### Exercise prompt
Compute the number of lines in the following data that include the word "content", and output that number alone.
──────── Data under study
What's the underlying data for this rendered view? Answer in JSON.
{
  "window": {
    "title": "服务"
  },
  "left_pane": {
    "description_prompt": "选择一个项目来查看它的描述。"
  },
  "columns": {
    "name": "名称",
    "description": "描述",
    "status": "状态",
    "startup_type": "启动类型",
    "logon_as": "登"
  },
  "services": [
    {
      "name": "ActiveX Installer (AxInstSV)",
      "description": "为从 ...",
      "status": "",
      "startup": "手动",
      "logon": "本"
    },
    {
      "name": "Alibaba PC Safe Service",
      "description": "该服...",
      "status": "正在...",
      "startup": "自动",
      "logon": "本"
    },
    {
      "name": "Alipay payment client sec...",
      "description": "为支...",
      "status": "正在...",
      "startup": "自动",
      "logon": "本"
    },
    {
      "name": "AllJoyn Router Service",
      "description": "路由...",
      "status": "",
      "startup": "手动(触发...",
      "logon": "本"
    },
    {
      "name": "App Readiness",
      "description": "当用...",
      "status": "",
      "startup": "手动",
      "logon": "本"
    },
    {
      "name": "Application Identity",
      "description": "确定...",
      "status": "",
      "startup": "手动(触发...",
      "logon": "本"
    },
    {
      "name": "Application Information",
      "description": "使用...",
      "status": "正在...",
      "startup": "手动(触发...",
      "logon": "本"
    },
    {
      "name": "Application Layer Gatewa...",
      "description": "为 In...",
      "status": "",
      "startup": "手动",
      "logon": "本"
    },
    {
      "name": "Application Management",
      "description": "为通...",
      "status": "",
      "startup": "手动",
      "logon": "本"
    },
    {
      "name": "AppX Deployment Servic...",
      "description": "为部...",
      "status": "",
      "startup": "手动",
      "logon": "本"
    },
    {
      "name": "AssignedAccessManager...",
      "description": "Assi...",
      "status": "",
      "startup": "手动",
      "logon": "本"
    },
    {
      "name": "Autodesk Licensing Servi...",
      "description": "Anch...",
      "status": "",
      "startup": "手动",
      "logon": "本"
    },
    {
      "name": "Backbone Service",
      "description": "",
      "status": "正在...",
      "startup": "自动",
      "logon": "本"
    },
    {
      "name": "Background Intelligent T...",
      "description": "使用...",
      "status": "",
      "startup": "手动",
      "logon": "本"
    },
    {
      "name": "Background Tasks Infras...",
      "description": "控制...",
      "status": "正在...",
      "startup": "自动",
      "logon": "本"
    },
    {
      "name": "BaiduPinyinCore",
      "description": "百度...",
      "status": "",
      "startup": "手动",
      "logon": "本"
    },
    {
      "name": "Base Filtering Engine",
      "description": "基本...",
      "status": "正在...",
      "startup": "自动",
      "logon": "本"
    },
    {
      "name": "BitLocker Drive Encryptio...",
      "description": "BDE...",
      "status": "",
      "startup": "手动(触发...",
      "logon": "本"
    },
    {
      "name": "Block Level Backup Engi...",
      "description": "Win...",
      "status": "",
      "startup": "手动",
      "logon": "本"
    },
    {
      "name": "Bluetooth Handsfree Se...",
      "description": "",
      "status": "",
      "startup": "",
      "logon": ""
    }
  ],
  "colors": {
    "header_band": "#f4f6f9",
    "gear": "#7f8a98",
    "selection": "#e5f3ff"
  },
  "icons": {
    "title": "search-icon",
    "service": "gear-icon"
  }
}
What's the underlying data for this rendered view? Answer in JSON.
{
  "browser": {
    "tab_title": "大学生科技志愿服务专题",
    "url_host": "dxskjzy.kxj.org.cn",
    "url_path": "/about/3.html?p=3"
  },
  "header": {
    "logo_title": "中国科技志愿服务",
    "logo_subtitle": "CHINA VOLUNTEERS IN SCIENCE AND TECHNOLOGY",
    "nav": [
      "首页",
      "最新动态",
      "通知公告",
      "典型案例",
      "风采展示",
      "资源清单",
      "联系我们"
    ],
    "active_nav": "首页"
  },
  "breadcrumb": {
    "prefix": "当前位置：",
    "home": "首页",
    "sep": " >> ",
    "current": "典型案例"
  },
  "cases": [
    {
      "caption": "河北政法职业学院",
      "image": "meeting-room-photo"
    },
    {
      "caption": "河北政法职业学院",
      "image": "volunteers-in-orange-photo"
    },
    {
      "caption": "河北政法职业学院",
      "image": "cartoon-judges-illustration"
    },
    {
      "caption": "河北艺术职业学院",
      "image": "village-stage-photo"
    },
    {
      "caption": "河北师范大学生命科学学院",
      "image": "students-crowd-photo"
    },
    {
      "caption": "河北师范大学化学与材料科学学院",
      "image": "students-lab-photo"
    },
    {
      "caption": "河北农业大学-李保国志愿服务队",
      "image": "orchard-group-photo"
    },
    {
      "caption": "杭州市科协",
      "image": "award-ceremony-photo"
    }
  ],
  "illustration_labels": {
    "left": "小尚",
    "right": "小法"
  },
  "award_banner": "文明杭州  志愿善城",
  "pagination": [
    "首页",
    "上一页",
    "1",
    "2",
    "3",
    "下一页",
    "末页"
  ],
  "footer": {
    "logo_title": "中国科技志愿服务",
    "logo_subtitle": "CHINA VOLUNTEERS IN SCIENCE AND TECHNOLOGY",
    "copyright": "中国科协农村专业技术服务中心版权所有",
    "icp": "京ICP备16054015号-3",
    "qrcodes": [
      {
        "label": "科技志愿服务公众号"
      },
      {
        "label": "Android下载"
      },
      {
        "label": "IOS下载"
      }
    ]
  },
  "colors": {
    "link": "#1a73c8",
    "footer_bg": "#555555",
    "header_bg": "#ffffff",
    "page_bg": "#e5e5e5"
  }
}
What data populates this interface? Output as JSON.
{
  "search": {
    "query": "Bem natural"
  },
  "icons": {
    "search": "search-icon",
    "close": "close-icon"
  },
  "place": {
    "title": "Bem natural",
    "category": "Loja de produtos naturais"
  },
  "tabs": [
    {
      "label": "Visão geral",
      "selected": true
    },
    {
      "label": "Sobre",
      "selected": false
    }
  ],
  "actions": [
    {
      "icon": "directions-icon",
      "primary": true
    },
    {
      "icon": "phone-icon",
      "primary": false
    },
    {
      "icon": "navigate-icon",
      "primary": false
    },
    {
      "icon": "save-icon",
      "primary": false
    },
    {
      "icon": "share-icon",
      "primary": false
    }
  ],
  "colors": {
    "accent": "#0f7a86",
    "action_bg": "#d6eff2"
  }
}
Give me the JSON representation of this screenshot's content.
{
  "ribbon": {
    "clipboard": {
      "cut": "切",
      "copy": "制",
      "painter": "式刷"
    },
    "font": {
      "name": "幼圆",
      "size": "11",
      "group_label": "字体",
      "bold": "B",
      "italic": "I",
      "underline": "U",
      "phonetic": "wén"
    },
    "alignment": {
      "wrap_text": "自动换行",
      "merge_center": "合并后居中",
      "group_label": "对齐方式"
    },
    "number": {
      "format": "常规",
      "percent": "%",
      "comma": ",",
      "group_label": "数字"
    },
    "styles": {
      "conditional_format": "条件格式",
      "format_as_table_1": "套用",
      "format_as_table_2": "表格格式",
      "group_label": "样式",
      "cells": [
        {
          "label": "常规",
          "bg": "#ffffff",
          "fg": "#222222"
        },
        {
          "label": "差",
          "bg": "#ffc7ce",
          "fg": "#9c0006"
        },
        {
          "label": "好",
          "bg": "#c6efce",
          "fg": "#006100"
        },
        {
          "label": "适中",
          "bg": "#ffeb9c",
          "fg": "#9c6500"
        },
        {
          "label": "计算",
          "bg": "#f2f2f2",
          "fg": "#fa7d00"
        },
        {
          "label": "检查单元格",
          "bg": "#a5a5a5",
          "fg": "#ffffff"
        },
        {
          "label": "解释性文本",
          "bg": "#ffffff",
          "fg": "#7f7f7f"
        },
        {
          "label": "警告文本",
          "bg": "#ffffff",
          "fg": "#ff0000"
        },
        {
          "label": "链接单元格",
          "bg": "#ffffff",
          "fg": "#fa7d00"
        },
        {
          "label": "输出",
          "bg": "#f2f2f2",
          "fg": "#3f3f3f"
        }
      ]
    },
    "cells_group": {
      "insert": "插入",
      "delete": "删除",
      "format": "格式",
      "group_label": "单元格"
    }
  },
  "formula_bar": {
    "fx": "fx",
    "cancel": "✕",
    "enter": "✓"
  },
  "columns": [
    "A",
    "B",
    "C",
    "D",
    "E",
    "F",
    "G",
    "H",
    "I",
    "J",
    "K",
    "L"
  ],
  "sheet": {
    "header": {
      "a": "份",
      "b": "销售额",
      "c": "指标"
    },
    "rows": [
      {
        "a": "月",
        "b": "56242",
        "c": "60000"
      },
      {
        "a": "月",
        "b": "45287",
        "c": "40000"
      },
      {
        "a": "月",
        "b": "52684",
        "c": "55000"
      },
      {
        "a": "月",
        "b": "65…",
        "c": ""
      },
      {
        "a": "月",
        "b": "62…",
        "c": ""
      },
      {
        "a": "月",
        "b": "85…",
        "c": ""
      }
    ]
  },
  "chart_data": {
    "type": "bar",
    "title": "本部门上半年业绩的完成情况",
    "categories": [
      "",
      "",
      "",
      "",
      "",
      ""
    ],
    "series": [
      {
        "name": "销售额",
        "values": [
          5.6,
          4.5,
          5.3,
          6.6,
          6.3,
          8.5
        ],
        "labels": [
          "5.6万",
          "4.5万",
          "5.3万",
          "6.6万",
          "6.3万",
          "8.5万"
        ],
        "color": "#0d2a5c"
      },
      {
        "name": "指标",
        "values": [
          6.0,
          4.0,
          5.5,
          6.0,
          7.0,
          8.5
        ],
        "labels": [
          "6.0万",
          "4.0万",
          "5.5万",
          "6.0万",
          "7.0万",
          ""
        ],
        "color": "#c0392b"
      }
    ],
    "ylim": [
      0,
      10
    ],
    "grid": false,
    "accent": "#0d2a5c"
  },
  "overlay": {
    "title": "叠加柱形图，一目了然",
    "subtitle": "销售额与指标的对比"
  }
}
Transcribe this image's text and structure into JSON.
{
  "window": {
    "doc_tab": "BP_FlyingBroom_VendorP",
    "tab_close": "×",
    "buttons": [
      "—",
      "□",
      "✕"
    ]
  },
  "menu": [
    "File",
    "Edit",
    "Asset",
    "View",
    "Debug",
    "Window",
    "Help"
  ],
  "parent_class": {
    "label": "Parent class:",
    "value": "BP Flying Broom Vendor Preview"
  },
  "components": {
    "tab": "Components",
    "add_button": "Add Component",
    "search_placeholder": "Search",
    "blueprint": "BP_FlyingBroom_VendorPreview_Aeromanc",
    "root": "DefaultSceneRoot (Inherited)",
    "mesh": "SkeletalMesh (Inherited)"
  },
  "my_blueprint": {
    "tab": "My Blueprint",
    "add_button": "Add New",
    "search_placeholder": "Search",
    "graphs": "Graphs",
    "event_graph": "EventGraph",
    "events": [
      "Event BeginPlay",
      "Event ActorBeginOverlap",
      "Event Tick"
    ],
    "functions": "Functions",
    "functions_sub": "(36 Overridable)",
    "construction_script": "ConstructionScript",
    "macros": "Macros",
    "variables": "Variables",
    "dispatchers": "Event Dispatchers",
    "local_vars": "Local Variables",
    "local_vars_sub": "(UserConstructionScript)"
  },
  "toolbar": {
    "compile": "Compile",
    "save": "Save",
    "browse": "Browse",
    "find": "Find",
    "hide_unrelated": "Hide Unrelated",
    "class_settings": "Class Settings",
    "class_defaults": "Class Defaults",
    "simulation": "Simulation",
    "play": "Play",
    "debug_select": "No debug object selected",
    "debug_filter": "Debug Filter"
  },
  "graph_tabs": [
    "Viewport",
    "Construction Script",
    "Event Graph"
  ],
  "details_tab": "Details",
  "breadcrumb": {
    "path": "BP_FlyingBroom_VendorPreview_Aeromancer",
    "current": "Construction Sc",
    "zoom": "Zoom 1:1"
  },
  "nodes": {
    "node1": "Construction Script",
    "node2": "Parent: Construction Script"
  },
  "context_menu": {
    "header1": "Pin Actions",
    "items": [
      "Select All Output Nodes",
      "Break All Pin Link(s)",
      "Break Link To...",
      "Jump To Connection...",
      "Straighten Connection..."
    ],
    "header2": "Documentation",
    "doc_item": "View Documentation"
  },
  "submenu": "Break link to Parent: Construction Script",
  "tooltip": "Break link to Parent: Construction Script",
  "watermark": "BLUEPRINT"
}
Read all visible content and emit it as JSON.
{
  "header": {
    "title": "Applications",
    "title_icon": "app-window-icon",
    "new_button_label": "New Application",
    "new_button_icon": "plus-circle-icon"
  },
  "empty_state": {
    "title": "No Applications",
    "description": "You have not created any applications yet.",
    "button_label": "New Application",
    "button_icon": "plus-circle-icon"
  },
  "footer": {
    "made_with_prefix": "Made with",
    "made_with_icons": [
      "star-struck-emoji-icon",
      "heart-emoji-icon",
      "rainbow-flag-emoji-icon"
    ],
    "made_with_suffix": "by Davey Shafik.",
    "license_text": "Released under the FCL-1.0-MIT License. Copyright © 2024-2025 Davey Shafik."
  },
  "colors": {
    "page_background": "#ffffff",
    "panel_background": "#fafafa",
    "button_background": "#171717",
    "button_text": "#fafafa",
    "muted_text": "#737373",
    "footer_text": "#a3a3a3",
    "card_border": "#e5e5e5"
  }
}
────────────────
### Solution to this problem
2